Top of Dataset excerpts
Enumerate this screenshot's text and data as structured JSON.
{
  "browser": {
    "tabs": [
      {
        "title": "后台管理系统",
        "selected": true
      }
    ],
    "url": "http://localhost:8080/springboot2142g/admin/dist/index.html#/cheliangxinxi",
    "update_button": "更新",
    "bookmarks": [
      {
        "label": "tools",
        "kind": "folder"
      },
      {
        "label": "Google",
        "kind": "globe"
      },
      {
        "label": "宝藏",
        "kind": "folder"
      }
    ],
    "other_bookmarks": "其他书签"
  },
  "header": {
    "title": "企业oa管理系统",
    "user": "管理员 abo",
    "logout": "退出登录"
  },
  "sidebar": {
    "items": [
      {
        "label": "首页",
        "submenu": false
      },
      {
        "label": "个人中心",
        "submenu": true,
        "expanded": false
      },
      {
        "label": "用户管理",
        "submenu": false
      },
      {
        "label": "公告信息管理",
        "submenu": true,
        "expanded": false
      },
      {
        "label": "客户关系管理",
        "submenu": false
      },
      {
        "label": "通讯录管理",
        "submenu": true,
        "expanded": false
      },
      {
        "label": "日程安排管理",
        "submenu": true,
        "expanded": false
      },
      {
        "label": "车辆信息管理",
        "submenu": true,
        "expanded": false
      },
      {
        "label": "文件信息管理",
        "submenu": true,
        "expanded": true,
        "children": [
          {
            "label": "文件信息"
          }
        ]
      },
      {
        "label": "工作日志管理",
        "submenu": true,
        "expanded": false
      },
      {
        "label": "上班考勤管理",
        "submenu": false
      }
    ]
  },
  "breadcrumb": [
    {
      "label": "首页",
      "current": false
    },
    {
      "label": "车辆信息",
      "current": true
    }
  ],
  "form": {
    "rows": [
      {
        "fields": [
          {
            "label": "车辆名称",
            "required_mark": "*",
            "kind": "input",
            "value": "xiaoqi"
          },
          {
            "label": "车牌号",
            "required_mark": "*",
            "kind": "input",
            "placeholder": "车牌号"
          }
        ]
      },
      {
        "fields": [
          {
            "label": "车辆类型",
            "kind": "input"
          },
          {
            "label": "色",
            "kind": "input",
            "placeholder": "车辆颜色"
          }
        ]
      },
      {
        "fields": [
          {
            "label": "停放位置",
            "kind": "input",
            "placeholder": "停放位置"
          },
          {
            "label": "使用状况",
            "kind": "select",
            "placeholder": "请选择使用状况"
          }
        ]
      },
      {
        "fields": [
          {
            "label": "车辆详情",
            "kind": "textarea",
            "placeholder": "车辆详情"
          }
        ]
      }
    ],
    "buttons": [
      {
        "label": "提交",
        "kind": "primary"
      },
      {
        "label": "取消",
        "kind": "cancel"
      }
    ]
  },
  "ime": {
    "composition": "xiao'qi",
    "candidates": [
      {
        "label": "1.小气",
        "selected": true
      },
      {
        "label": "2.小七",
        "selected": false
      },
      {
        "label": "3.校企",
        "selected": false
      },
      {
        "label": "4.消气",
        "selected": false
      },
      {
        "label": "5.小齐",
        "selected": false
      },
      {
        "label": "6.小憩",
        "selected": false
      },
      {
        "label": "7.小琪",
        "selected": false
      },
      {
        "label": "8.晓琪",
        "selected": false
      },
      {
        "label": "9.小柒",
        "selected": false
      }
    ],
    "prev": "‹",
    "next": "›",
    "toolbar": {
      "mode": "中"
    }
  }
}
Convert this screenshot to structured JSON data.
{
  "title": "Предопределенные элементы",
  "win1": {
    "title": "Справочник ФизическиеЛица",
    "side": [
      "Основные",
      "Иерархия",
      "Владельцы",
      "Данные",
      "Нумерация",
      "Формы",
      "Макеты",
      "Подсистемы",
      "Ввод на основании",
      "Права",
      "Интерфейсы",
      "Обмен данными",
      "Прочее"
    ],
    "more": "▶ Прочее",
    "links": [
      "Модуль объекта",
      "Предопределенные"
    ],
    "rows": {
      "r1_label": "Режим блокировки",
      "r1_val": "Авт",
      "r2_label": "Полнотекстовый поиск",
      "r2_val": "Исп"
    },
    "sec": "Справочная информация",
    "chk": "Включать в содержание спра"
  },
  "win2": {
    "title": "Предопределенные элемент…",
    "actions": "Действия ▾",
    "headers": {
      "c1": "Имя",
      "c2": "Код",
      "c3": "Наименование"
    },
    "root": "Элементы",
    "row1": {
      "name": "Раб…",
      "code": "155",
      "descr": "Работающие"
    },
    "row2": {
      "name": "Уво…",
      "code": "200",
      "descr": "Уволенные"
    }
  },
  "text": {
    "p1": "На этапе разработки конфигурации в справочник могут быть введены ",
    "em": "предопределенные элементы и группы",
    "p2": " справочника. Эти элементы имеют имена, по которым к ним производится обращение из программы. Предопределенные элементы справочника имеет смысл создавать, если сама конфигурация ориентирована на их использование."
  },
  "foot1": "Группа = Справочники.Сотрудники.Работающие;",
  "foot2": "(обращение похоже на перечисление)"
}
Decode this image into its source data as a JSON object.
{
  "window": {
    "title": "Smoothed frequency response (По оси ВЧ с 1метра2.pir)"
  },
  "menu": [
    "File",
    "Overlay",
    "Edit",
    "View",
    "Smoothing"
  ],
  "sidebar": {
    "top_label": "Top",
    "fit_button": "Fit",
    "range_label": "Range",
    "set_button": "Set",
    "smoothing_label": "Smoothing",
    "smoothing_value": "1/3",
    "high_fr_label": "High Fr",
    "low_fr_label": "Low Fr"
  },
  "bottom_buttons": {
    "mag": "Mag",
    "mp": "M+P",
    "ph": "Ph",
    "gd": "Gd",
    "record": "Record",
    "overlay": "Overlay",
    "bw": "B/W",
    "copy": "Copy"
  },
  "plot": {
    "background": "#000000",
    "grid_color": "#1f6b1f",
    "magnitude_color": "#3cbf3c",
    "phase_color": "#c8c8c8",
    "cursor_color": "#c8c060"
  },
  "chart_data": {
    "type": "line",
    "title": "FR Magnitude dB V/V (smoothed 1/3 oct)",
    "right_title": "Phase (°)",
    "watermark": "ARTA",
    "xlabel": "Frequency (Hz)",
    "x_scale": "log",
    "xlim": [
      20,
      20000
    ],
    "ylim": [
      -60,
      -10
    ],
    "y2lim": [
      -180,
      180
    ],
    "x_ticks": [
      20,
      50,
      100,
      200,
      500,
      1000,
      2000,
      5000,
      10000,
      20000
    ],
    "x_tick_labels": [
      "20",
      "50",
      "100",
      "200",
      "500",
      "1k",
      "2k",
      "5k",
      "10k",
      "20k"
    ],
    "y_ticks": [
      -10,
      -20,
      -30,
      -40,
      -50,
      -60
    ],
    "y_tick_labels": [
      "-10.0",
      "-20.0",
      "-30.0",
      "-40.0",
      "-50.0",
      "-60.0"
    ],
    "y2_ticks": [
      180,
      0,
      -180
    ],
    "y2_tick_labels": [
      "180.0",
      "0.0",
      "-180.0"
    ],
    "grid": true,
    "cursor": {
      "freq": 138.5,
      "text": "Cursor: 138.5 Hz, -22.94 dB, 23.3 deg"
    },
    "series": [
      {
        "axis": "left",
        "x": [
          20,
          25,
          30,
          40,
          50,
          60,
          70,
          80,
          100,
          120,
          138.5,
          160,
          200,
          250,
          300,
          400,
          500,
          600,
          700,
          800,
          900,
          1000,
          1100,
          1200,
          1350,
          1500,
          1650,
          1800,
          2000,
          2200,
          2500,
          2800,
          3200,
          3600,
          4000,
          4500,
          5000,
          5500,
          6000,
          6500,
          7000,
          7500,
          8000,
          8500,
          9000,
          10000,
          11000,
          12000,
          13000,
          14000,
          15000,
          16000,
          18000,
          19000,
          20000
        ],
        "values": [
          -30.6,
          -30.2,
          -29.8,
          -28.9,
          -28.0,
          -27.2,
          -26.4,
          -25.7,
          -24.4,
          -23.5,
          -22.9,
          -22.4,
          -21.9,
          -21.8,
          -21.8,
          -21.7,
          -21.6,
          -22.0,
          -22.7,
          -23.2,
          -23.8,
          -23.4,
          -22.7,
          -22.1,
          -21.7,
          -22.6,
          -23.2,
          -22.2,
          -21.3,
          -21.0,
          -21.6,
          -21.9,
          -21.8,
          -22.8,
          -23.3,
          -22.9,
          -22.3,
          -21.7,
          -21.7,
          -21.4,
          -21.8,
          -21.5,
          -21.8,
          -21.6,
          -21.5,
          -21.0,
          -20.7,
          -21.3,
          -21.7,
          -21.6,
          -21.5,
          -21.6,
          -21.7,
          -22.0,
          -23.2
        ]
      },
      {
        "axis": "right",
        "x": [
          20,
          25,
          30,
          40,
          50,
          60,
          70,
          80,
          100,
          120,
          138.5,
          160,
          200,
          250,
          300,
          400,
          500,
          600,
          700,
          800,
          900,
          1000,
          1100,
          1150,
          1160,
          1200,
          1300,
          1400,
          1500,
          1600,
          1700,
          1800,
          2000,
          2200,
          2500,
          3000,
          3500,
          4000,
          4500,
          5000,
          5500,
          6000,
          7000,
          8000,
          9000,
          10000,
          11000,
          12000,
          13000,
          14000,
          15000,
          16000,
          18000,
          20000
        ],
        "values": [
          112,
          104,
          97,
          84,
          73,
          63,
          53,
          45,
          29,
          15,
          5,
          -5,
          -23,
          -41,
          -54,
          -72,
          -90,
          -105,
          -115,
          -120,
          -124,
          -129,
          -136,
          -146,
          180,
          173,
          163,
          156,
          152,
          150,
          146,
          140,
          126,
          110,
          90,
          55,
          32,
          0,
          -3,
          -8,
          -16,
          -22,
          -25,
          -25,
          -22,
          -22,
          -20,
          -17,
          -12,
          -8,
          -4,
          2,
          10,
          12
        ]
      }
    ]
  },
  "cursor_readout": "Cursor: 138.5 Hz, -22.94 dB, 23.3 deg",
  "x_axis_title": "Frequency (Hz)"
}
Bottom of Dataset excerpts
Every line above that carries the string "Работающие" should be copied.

      "descr": "Работающие"
  "foot1": "Группа = Справочники.Сотрудники.Работающие;",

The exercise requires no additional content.